THE PROBLEM
When a line below holds the string "title", show that line.

(EXTRACTED RECORDS begins)

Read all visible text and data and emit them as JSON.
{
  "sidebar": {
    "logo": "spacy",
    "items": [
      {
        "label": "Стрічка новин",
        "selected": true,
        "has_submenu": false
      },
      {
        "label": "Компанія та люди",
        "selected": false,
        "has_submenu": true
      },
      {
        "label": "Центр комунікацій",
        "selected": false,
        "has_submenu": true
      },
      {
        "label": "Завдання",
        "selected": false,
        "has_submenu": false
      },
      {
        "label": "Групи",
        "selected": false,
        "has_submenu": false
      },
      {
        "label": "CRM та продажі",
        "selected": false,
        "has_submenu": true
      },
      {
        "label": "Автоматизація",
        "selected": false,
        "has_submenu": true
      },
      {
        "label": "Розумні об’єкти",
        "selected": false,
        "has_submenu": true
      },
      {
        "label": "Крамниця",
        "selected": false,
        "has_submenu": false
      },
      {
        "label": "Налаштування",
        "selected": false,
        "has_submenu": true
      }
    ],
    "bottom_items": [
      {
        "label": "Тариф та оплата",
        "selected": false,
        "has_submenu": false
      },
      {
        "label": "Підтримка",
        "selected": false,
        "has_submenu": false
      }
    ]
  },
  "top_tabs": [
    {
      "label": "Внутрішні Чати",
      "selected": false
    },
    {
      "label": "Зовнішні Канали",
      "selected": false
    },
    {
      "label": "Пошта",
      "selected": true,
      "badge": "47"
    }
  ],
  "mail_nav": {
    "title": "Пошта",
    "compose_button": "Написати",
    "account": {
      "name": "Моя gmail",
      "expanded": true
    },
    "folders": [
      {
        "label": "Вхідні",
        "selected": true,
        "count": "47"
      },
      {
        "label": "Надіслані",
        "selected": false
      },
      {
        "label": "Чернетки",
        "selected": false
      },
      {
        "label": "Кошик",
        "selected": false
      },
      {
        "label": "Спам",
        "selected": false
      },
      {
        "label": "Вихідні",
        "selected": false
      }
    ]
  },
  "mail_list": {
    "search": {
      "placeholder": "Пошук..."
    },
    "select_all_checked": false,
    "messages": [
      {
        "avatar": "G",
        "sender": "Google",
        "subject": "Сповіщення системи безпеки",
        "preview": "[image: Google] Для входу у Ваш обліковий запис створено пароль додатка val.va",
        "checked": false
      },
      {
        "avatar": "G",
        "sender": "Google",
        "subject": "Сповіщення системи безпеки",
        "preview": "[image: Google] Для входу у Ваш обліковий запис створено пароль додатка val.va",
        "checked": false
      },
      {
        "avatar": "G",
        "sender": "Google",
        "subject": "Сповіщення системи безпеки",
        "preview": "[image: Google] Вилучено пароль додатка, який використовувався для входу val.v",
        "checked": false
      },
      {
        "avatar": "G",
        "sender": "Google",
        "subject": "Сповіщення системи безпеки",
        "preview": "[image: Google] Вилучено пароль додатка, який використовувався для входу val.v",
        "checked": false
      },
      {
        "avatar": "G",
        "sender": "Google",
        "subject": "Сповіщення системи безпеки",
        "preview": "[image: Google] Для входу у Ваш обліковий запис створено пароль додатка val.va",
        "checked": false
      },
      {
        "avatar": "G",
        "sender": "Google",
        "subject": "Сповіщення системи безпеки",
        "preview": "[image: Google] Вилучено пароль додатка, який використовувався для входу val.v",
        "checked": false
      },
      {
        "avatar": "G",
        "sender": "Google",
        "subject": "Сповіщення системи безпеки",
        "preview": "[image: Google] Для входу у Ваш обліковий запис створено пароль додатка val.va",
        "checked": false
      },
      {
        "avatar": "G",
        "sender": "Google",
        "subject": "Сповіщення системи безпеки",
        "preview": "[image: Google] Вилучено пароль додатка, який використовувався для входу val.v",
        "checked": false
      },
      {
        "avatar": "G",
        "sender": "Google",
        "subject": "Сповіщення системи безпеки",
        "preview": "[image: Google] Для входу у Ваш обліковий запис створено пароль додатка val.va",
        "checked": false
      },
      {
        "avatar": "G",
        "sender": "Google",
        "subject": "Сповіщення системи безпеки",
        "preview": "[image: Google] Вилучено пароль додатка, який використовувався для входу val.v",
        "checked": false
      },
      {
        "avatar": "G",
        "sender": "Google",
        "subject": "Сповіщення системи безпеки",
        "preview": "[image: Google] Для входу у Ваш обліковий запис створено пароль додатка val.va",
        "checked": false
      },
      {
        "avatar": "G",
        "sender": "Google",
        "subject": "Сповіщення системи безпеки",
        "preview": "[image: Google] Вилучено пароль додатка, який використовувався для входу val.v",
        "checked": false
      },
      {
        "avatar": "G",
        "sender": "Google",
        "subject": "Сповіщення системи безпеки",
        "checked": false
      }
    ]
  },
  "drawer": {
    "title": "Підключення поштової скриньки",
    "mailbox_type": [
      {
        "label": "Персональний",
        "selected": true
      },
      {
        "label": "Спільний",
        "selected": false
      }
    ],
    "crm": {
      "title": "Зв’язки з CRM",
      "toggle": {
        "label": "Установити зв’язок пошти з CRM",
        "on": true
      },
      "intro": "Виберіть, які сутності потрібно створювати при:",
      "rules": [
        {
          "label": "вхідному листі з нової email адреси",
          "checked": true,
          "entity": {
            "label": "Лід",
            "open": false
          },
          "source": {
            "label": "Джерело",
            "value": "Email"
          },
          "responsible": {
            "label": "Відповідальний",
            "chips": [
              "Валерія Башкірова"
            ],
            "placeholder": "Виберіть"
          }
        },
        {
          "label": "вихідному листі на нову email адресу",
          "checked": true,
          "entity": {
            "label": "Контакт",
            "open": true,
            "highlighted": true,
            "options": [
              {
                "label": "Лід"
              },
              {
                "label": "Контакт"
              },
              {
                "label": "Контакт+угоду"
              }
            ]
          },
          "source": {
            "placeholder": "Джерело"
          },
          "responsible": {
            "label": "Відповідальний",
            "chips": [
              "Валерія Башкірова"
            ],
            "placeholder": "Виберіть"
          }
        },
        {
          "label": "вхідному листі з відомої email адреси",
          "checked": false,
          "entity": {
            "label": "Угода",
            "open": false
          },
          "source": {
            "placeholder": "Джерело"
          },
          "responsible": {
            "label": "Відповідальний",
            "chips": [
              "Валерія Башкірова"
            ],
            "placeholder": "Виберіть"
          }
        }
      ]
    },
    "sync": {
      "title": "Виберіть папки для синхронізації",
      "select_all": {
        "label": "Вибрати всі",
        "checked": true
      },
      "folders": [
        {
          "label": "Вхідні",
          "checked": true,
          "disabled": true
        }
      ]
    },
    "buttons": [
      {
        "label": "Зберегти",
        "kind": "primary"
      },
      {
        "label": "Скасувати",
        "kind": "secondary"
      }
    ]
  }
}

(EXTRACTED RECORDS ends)

PROBLEM SOLUTION
    "title": "Пошта",
    "title": "Підключення поштової скриньки",
      "title": "Зв’язки з CRM",
      "title": "Виберіть папки для синхронізації",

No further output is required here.